Failing power plants, rolling blackouts, and a spike in demand as Texas is hijacked by a harsh February winter snowstorm – this was the scenario exactly a decade ago as blackouts rolled through Texas.
A post-mortem at the time – including a key finding that state officials recommended but did not mandate winter protections for generating facilities – has renewed relevance as Texas is roiled by a record store that has left millions without power for at least three days amid plunging temperatures.
A combination of those 2011 findings, as well as reports from the state grid operators that generators and natural gas pipelines froze during the current calamity and Austin American-Statesman interviews with current and former utility executives and energy experts, suggest a light regulatory touch and cavalier operator approach involving winter protections of key industrial assets.
“You could take out ‘2011’ and pop in ‘2021,’ and there is going to be a lot of similarities” between the deficiencies in the grid found in the report 10 years ago and those plaguing it now, said Dave Tuttle, an Energy Institute research associate at the University of Texas.
Had the recommendations been followed, either voluntarily by power generators and transmission companies or because of mandates by regulators, many Texans likely would be a lot warmer now, Tuttle said.
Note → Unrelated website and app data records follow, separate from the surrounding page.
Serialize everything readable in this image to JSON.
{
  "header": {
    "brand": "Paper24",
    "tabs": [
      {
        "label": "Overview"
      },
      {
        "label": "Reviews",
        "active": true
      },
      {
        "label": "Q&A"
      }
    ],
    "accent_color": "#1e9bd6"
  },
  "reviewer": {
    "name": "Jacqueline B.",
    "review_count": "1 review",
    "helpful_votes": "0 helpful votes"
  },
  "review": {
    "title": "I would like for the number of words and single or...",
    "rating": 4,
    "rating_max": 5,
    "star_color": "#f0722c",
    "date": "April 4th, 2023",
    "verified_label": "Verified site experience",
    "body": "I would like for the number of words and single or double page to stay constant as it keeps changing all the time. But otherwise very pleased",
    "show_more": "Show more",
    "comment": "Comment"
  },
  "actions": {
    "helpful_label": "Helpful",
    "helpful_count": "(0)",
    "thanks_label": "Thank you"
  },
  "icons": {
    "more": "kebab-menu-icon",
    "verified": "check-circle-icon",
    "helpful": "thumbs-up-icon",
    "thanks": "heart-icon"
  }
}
“It’s not like the technology isn’t there” to keep electricity flowing during extremely low temperatures, he said. “There are people who live in a lot colder climates than we do” without losing power.